Instructions for the task
When a line of the entries contains the word "true", report that line.
──────── Task material
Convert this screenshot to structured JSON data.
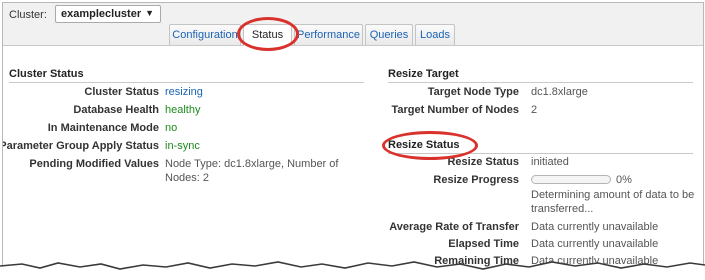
{
  "header": {
    "cluster_label": "Cluster:",
    "cluster_value": "examplecluster",
    "tabs": [
      {
        "label": "Configuration",
        "active": false
      },
      {
        "label": "Status",
        "active": true
      },
      {
        "label": "Performance",
        "active": false
      },
      {
        "label": "Queries",
        "active": false
      },
      {
        "label": "Loads",
        "active": false
      }
    ]
  },
  "cluster_status": {
    "title": "Cluster Status",
    "rows": [
      {
        "label": "Cluster Status",
        "value": "resizing"
      },
      {
        "label": "Database Health",
        "value": "healthy"
      },
      {
        "label": "In Maintenance Mode",
        "value": "no"
      },
      {
        "label": "Parameter Group Apply Status",
        "value": "in-sync"
      },
      {
        "label": "Pending Modified Values",
        "value": "Node Type: dc1.8xlarge, Number of",
        "value_2": "Nodes: 2"
      }
    ]
  },
  "resize_target": {
    "title": "Resize Target",
    "rows": [
      {
        "label": "Target Node Type",
        "value": "dc1.8xlarge"
      },
      {
        "label": "Target Number of Nodes",
        "value": "2"
      }
    ]
  },
  "resize_status": {
    "title": "Resize Status",
    "status_label": "Resize Status",
    "status_value": "initiated",
    "progress_label": "Resize Progress",
    "progress_fraction": 0,
    "progress_text": "0%",
    "progress_note_1": "Determining amount of data to be",
    "progress_note_2": "transferred...",
    "rows": [
      {
        "label": "Average Rate of Transfer",
        "value": "Data currently unavailable"
      },
      {
        "label": "Elapsed Time",
        "value": "Data currently unavailable"
      },
      {
        "label": "Remaining Time",
        "value": "Data currently unavailable"
      }
    ]
  },
  "colors": {
    "highlight": "#d9312b",
    "link": "#1a63b4",
    "healthy": "#1e8c1e"
  }
}
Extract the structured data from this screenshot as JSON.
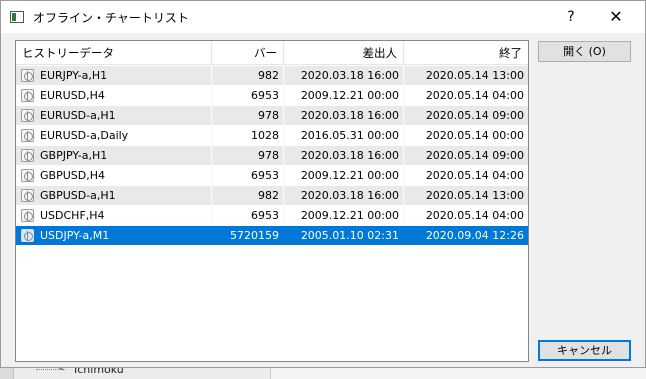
{
  "window": {
    "title": "オフライン・チャートリスト",
    "help_label": "?",
    "close_label": "✕"
  },
  "columns": {
    "name": "ヒストリーデータ",
    "bars": "バー",
    "from": "差出人",
    "to": "終了"
  },
  "rows": [
    {
      "name": "EURJPY-a,H1",
      "bars": "982",
      "from": "2020.03.18 16:00",
      "to": "2020.05.14 13:00"
    },
    {
      "name": "EURUSD,H4",
      "bars": "6953",
      "from": "2009.12.21 00:00",
      "to": "2020.05.14 04:00"
    },
    {
      "name": "EURUSD-a,H1",
      "bars": "978",
      "from": "2020.03.18 16:00",
      "to": "2020.05.14 09:00"
    },
    {
      "name": "EURUSD-a,Daily",
      "bars": "1028",
      "from": "2016.05.31 00:00",
      "to": "2020.05.14 00:00"
    },
    {
      "name": "GBPJPY-a,H1",
      "bars": "978",
      "from": "2020.03.18 16:00",
      "to": "2020.05.14 09:00"
    },
    {
      "name": "GBPUSD,H4",
      "bars": "6953",
      "from": "2009.12.21 00:00",
      "to": "2020.05.14 04:00"
    },
    {
      "name": "GBPUSD-a,H1",
      "bars": "982",
      "from": "2020.03.18 16:00",
      "to": "2020.05.14 13:00"
    },
    {
      "name": "USDCHF,H4",
      "bars": "6953",
      "from": "2009.12.21 00:00",
      "to": "2020.05.14 04:00"
    },
    {
      "name": "USDJPY-a,M1",
      "bars": "5720159",
      "from": "2005.01.10 02:31",
      "to": "2020.09.04 12:26"
    }
  ],
  "selected_row": "USDJPY-a,M1",
  "buttons": {
    "open": "開く (O)",
    "cancel": "キャンセル"
  },
  "background": {
    "tree_item": "Ichimoku"
  },
  "colors": {
    "selection": "#0078d7",
    "alt_row": "#e9e9e9"
  }
}
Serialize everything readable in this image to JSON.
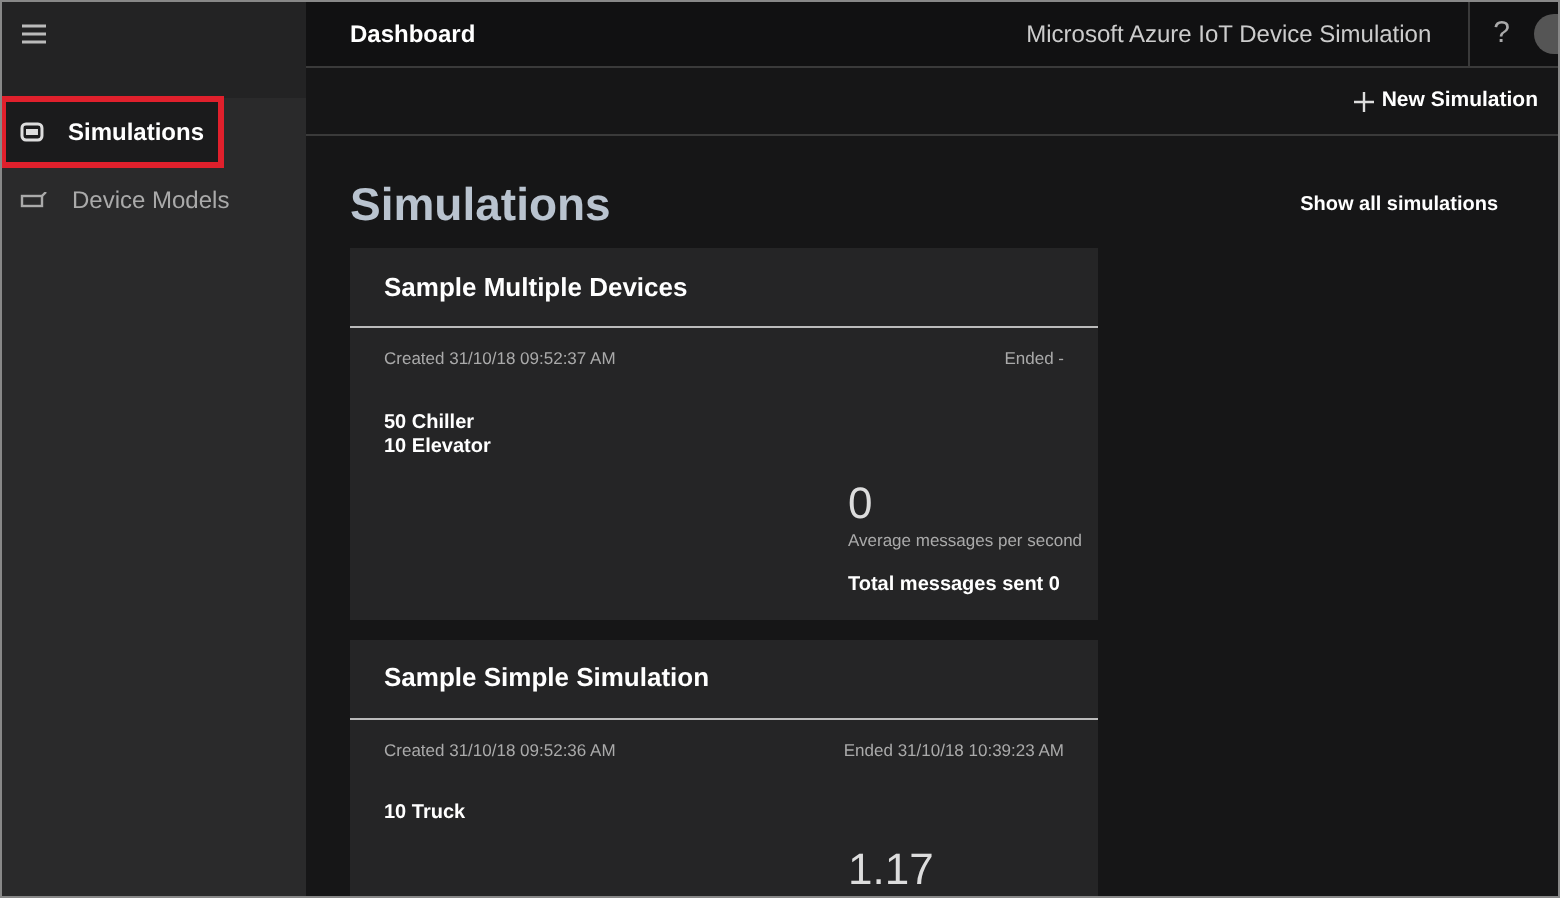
{
  "header": {
    "title": "Dashboard",
    "app_name": "Microsoft Azure IoT Device Simulation",
    "help": "?"
  },
  "sidebar": {
    "items": [
      {
        "label": "Simulations",
        "kind": "simulations",
        "selected": true,
        "highlighted": true
      },
      {
        "label": "Device Models",
        "kind": "models",
        "selected": false,
        "highlighted": false
      }
    ]
  },
  "toolbar": {
    "new_button": "New Simulation"
  },
  "page": {
    "title": "Simulations",
    "show_all": "Show all simulations"
  },
  "simulations": [
    {
      "name": "Sample Multiple Devices",
      "created": "Created 31/10/18 09:52:37 AM",
      "ended": "Ended -",
      "devices": [
        "50 Chiller",
        "10 Elevator"
      ],
      "rate": "0",
      "rate_label": "Average messages per second",
      "total": "Total messages sent 0"
    },
    {
      "name": "Sample Simple Simulation",
      "created": "Created 31/10/18 09:52:36 AM",
      "ended": "Ended 31/10/18 10:39:23 AM",
      "devices": [
        "10 Truck"
      ],
      "rate": "1.17"
    }
  ]
}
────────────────
Your response
        "active": true
        "selected": true,
        "highlighted": true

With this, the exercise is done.